The bandh over, the state government will now turn its attention to political party workers, who vandalised public property on Monday.
How state handled it
The Home department had issued notices to 18,083 troublemakers across party lines warning them of arrest.
The department made 5,500 preventive arrests, most of them late on Sunday evening.
The department distributed hand-held video cameras to policemen and installed video cameras at important junctions to identify troublemakers.
For the first time after a bandh, the state will invoke The Bombay Police Act, 1951, that allows it to recover compensation from those who damage state property. The Act was amended in 2008 to empower the collector to take quick decisions on the penalty.
The countrywide shut down called by the Bharatiya Janata Party (BJP) and supported by all Opposition parties passed without any major incidents of violence except for the usual casualties. At least 175 buses belonging to the Brihanmumbai Electric and Suburban Transport (BEST) undertaking in the city and 61 state transport buses in the state were damaged.
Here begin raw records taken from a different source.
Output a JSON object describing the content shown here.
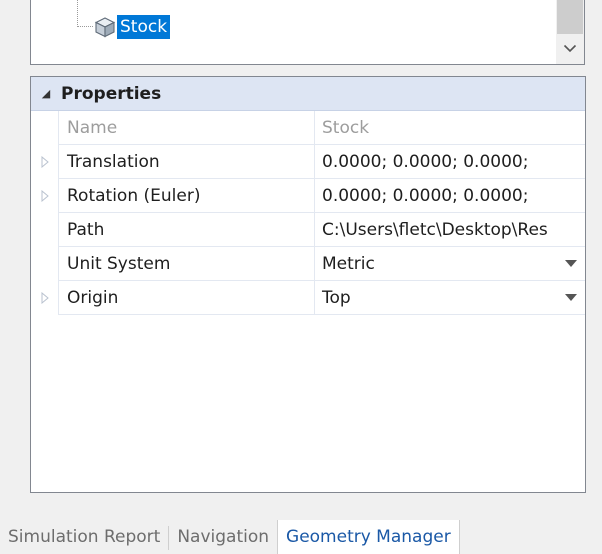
{
  "tree": {
    "selected_node": {
      "label": "Stock",
      "icon": "stock-cube-icon"
    }
  },
  "properties": {
    "title": "Properties",
    "rows": [
      {
        "name": "Name",
        "value": "Stock",
        "expandable": false,
        "dropdown": false,
        "readonly": true
      },
      {
        "name": "Translation",
        "value": "0.0000; 0.0000; 0.0000;",
        "expandable": true,
        "dropdown": false,
        "readonly": false
      },
      {
        "name": "Rotation (Euler)",
        "value": "0.0000; 0.0000; 0.0000;",
        "expandable": true,
        "dropdown": false,
        "readonly": false
      },
      {
        "name": "Path",
        "value": "C:\\Users\\fletc\\Desktop\\Res",
        "expandable": false,
        "dropdown": false,
        "readonly": false
      },
      {
        "name": "Unit System",
        "value": "Metric",
        "expandable": false,
        "dropdown": true,
        "readonly": false
      },
      {
        "name": "Origin",
        "value": "Top",
        "expandable": true,
        "dropdown": true,
        "readonly": false
      }
    ]
  },
  "tabs": [
    {
      "label": "Simulation Report",
      "active": false
    },
    {
      "label": "Navigation",
      "active": false
    },
    {
      "label": "Geometry Manager",
      "active": true
    }
  ],
  "colors": {
    "selection": "#0078d7",
    "header_bg": "#dde5f3",
    "active_tab_text": "#1a58a6"
  }
}
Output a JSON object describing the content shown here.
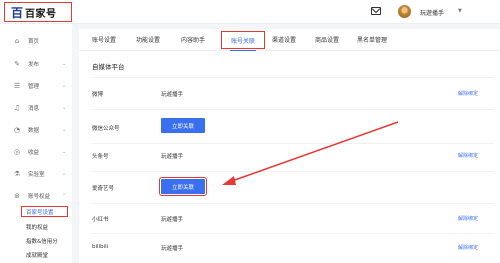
{
  "header": {
    "logo_mark": "百",
    "logo_text": "百家号",
    "username": "玩遊播手",
    "caret": "▼"
  },
  "sidebar": {
    "items": [
      {
        "label": "首页",
        "icon": "home-icon",
        "glyph": "⌂",
        "chevron": ""
      },
      {
        "label": "发布",
        "icon": "publish-icon",
        "glyph": "✎",
        "chevron": "⌄"
      },
      {
        "label": "管理",
        "icon": "manage-icon",
        "glyph": "☰",
        "chevron": "⌄"
      },
      {
        "label": "消息",
        "icon": "bell-icon",
        "glyph": "♫",
        "chevron": "⌄"
      },
      {
        "label": "数据",
        "icon": "data-icon",
        "glyph": "◔",
        "chevron": "⌄"
      },
      {
        "label": "收益",
        "icon": "revenue-icon",
        "glyph": "◎",
        "chevron": "⌄"
      },
      {
        "label": "实验室",
        "icon": "lab-icon",
        "glyph": "⚗",
        "chevron": "⌄"
      },
      {
        "label": "账号权益",
        "icon": "account-icon",
        "glyph": "⊛",
        "chevron": "⌃"
      }
    ],
    "subitems": [
      "百家号设置",
      "我的权益",
      "指数&信用分",
      "成就殿堂"
    ]
  },
  "tabs": [
    "账号设置",
    "功能设置",
    "内容助手",
    "账号关联",
    "渠道设置",
    "商品设置",
    "黑名单管理"
  ],
  "section_title": "自媒体平台",
  "rows": [
    {
      "label": "微博",
      "value": "玩遊播手",
      "action": "解除绑定"
    },
    {
      "label": "微信公众号",
      "button": "立即关联"
    },
    {
      "label": "头条号",
      "value": "玩遊播手",
      "action": "解除绑定"
    },
    {
      "label": "爱奇艺号",
      "button": "立即关联"
    },
    {
      "label": "小红书",
      "value": "玩遊播手",
      "action": "解除绑定"
    },
    {
      "label": "bilibili",
      "value": "玩遊播手",
      "action": "解除绑定"
    }
  ],
  "colors": {
    "accent": "#3a6ff0",
    "highlight": "#e53935"
  }
}
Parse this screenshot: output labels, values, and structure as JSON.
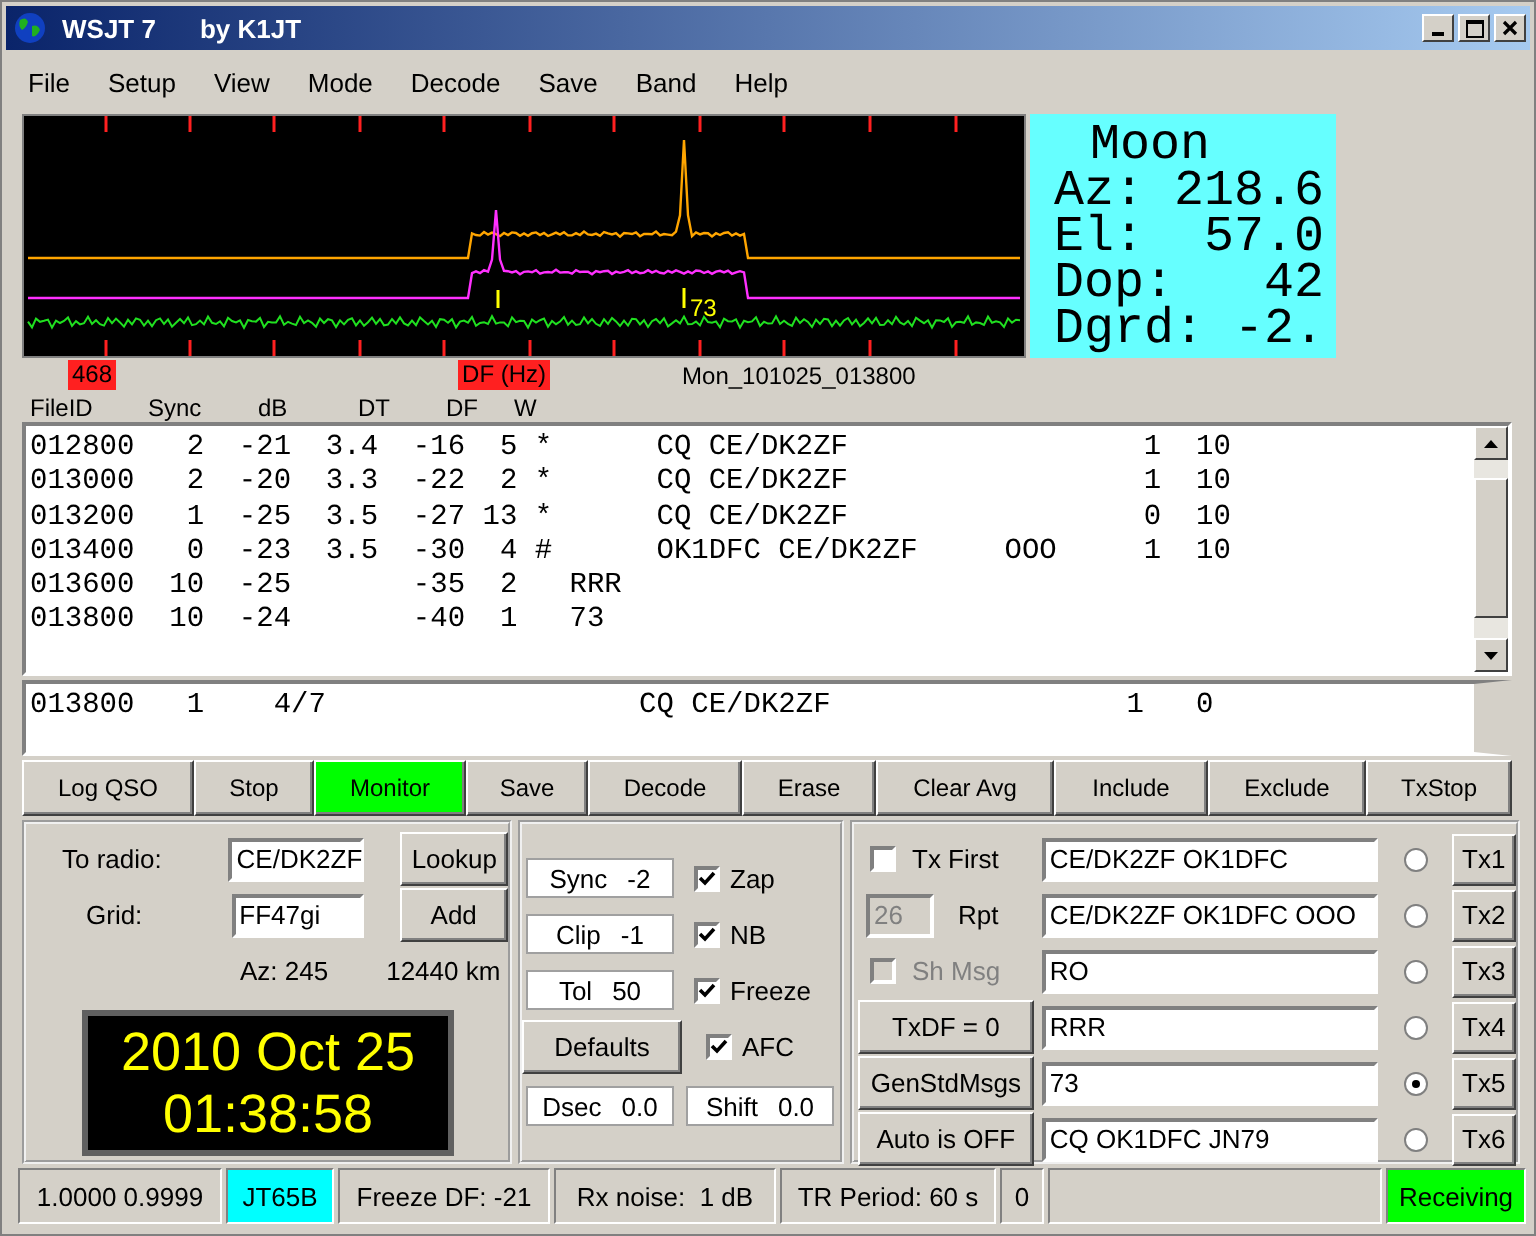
{
  "window": {
    "title": "WSJT 7",
    "subtitle": "by K1JT"
  },
  "menu": [
    "File",
    "Setup",
    "View",
    "Mode",
    "Decode",
    "Save",
    "Band",
    "Help"
  ],
  "spectrum": {
    "marker_label": "73"
  },
  "moon": {
    "title": "Moon",
    "lines": [
      "Az: 218.6",
      "El:  57.0",
      "Dop:   42",
      "Dgrd: -2."
    ]
  },
  "scale": {
    "file_count": "468",
    "df_label": "DF (Hz)",
    "file_name": "Mon_101025_013800"
  },
  "columns": [
    "FileID",
    "Sync",
    "dB",
    "DT",
    "DF",
    "W"
  ],
  "decoded_lines": [
    "012800   2  -21  3.4  -16  5 *      CQ CE/DK2ZF                 1  10",
    "013000   2  -20  3.3  -22  2 *      CQ CE/DK2ZF                 1  10",
    "013200   1  -25  3.5  -27 13 *      CQ CE/DK2ZF                 0  10",
    "013400   0  -23  3.5  -30  4 #      OK1DFC CE/DK2ZF     OOO     1  10",
    "013600  10  -25       -35  2   RRR",
    "013800  10  -24       -40  1   73"
  ],
  "average_lines": [
    "013800   1    4/7                  CQ CE/DK2ZF                 1   0"
  ],
  "buttons": [
    {
      "label": "Log QSO",
      "active": false
    },
    {
      "label": "Stop",
      "active": false
    },
    {
      "label": "Monitor",
      "active": true
    },
    {
      "label": "Save",
      "active": false
    },
    {
      "label": "Decode",
      "active": false
    },
    {
      "label": "Erase",
      "active": false
    },
    {
      "label": "Clear Avg",
      "active": false
    },
    {
      "label": "Include",
      "active": false
    },
    {
      "label": "Exclude",
      "active": false
    },
    {
      "label": "TxStop",
      "active": false
    }
  ],
  "station": {
    "to_radio_label": "To radio:",
    "to_radio": "CE/DK2ZF",
    "lookup": "Lookup",
    "grid_label": "Grid:",
    "grid": "FF47gi",
    "add": "Add",
    "azimuth": "Az: 245",
    "distance": "12440 km",
    "date": "2010 Oct 25",
    "time": "01:38:58"
  },
  "decoder": {
    "spinners": [
      {
        "label": "Sync",
        "value": "-2"
      },
      {
        "label": "Clip",
        "value": "-1"
      },
      {
        "label": "Tol",
        "value": "50"
      }
    ],
    "defaults": "Defaults",
    "options": [
      {
        "label": "Zap",
        "checked": true
      },
      {
        "label": "NB",
        "checked": true
      },
      {
        "label": "Freeze",
        "checked": true
      },
      {
        "label": "AFC",
        "checked": true
      }
    ],
    "dsec": {
      "label": "Dsec",
      "value": "0.0"
    },
    "shift": {
      "label": "Shift",
      "value": "0.0"
    }
  },
  "tx": {
    "controls": [
      {
        "kind": "checkbox",
        "label": "Tx First",
        "checked": false,
        "disabled": false
      },
      {
        "kind": "report",
        "value": "26",
        "label": "Rpt",
        "disabled": true
      },
      {
        "kind": "checkbox",
        "label": "Sh Msg",
        "checked": false,
        "disabled": true
      },
      {
        "kind": "button",
        "label": "TxDF = 0"
      },
      {
        "kind": "button",
        "label": "GenStdMsgs"
      },
      {
        "kind": "button",
        "label": "Auto is OFF"
      }
    ],
    "messages": [
      {
        "text": "CE/DK2ZF OK1DFC",
        "selected": false,
        "button": "Tx1"
      },
      {
        "text": "CE/DK2ZF OK1DFC OOO",
        "selected": false,
        "button": "Tx2"
      },
      {
        "text": "RO",
        "selected": false,
        "button": "Tx3"
      },
      {
        "text": "RRR",
        "selected": false,
        "button": "Tx4"
      },
      {
        "text": "73",
        "selected": true,
        "button": "Tx5"
      },
      {
        "text": "CQ OK1DFC JN79",
        "selected": false,
        "button": "Tx6"
      }
    ]
  },
  "status_bar": [
    {
      "text": "1.0000 0.9999"
    },
    {
      "text": "JT65B",
      "color": "#00ffff"
    },
    {
      "text": "Freeze DF: -21"
    },
    {
      "text": "Rx noise:  1 dB"
    },
    {
      "text": "TR Period: 60 s"
    },
    {
      "text": "0"
    },
    {
      "text": "Receiving",
      "color": "#00ff00"
    }
  ]
}
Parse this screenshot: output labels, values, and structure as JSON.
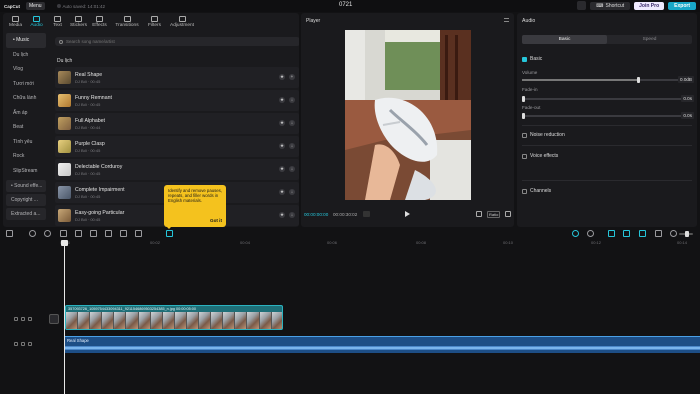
{
  "titlebar": {
    "logo": "CapCut",
    "menu_label": "Menu",
    "autosave": "Auto saved: 14:01:42",
    "project_title": "0721",
    "shortcut_label": "Shortcut",
    "joinpro_label": "Join Pro",
    "export_label": "Export"
  },
  "tool_tabs": [
    {
      "label": "Media",
      "icon": "media-icon"
    },
    {
      "label": "Audio",
      "icon": "audio-icon"
    },
    {
      "label": "Text",
      "icon": "text-icon"
    },
    {
      "label": "Stickers",
      "icon": "stickers-icon"
    },
    {
      "label": "Effects",
      "icon": "effects-icon"
    },
    {
      "label": "Transitions",
      "icon": "transitions-icon"
    },
    {
      "label": "Filters",
      "icon": "filters-icon"
    },
    {
      "label": "Adjustment",
      "icon": "adjustment-icon"
    }
  ],
  "categories": {
    "music": "• Music",
    "items": [
      "Du lịch",
      "Vlog",
      "Tươi mới",
      "Chữa lành",
      "Ấm áp",
      "Beat",
      "Tình yêu",
      "Rock",
      "SlipStream"
    ],
    "sound_effects": "• Sound effe...",
    "copyright": "Copyright ...",
    "extracted": "Extracted a..."
  },
  "search": {
    "placeholder": "Search song name/artist"
  },
  "section_label": "Du lịch",
  "tracks": [
    {
      "name": "Real Shape",
      "meta": "DJ Bối · 00:45"
    },
    {
      "name": "Funny Remnant",
      "meta": "DJ Bối · 00:45"
    },
    {
      "name": "Full Alphabet",
      "meta": "DJ Bối · 00:44"
    },
    {
      "name": "Purple Clasp",
      "meta": "DJ Bối · 00:45"
    },
    {
      "name": "Delectable Corduroy",
      "meta": "DJ Bối · 00:45"
    },
    {
      "name": "Complete Impairment",
      "meta": "DJ Bối · 00:45"
    },
    {
      "name": "Easy-going Particular",
      "meta": "DJ Bối · 00:45"
    }
  ],
  "tooltip": {
    "text": "Identify and remove pauses, repeats, and filler words in English materials.",
    "action": "Got it"
  },
  "player": {
    "title": "Player",
    "current_time": "00:00:00:00",
    "duration": "00:00:30:02",
    "ratio_label": "Ratio"
  },
  "audio_panel": {
    "title": "Audio",
    "tabs": [
      "Basic",
      "Speed"
    ],
    "basic_label": "Basic",
    "volume_label": "Volume",
    "volume_value": "0.0dB",
    "fadein_label": "Fade-in",
    "fadein_value": "0.0s",
    "fadeout_label": "Fade-out",
    "fadeout_value": "0.0s",
    "noise_label": "Noise reduction",
    "voice_label": "Voice effects",
    "channels_label": "Channels"
  },
  "ruler_labels": [
    "00:00",
    "00:02",
    "00:04",
    "00:06",
    "00:08",
    "00:10",
    "00:12",
    "00:14"
  ],
  "timeline": {
    "video_clip_name": "357093726_1059754433094311_9211546869503254385_n.jpg  00:00:05:00",
    "audio_clip_name": "Real Shape"
  },
  "colors": {
    "accent": "#26c6da",
    "export": "#19a7c9",
    "tooltip": "#f4c21e",
    "video_clip": "#1e6f78",
    "audio_clip": "#1d4e86"
  }
}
The Home department will rely on footage shot by private television channels, besides their own video surveillance to identify miscreants and register offences against them. The collector will then initiate proceedings under the Bombay Police Act to recover compensation from them.
"The collector will decide on the compensation. In cases, where culprits are identifiable, damages will be recovered from them individually, otherwise political parties will have to pay up," Home Minister RR Patil said at a press conference at the state secretariat on Monday.
Through the day, the police registered 51 offences and arrested and detained 1,468 protestors in Mumbai and 4,268 across the state. Ten of these were legislators from Mumbai while 22 were from other parts of Maharashtra.
Chief Minister Ashok Chavan insisted that the countrywide shutdown had failed to elicit the response the Opposition expected.
"Local and long distance trains were running as per schedule. Around 45 per cent of BEST buses and 61 per cent of ST buses were also in service. By and large, there were no big disruptions or violence and people were not hurt in any incidents associated with the shutdown," Chavan said.
He admitted that fear and apprehension kept people indoors but added that in rural areas too the bandh did not get much of a response.